Building the story on a foundation of transhumanism (rather than inching towards it) gives The Talos Principle 2 a great deal of space to explore the interiority and nuance of the lives of its characters. Character details like pets, career preferences, and histories with one another bring the specificities of their lives into focus. They shine lights on the undercurrents of disagreement and uncertainty that affect the community. Their robotic bodies allow them to stream video and audio feed to one another at any time, and allow the citizens back home to speculate and participate. 1k can access a forum-style social network from the pause menu at any time, which populates periodically with the musings of the many members of the community. Topics will open and close to discuss random tangential topics or reactions to the efforts of the expedition. It’s also a vehicle for humor and for deepening the cast of characters.

And of course, it’s difficult to ignore the physical spaces themselves, filled with enigmatic structures of varying styles and designs that intend to evoke a sense of awe and grandeur. I don’t know if The Talos Principle 2 is as jaw-droppingly beautiful as its commitment to Unreal Engine 5 fidelity suggests it wants to be. But it accomplishes a remarkable sense of scale and it creates a lot of striking and memorable spaces and structures to explore.


The Talos Principle 2 is still hard to recommend. It consists of a hefty portion of both puzzles and storytelling; at minimum, it demands that you tolerate one and truly enjoy the other. But I found my interest in it growing as I reached deeper and deeper into the island’s mysteries, and felt that its writing was consistently sharp and deeply character-driven. Yes, many of its core cast of characters are ideological stand-ins; but they resist becoming exclusively stand-ins. They have preexisting friendships and rivalries, hobbies, interests, hopes, dreams, traumas, fears. Both the history of their community and the story of the game’s present are harrowing and humanizing.

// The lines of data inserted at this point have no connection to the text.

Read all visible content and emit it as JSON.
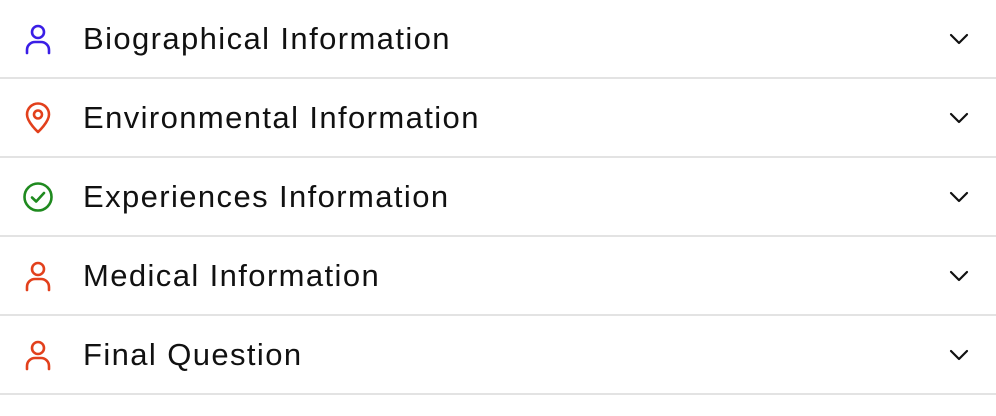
{
  "sections": [
    {
      "label": "Biographical Information",
      "icon": "user-icon",
      "icon_color": "#3a1ee6"
    },
    {
      "label": "Environmental Information",
      "icon": "location-pin-icon",
      "icon_color": "#e2401c"
    },
    {
      "label": "Experiences Information",
      "icon": "check-circle-icon",
      "icon_color": "#1f8a1f"
    },
    {
      "label": "Medical Information",
      "icon": "user-icon",
      "icon_color": "#e2401c"
    },
    {
      "label": "Final Question",
      "icon": "user-icon",
      "icon_color": "#e2401c"
    }
  ],
  "chevron_icon": "chevron-down-icon",
  "colors": {
    "text": "#111111",
    "divider": "#e3e3e3",
    "chevron": "#111111"
  }
}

Though the philosophical binaries (or ternaries) of the story can feel unsatisfying or overly partitioned from one another, the game still provides a fair amount of substantive ideas to mull over. The writing is very clearly inviting critical thought and consideration of many perspectives. I’m not always happy with where it lands, but its willingness to strike up these conversations via such well-realized companions is engaging and worthwhile.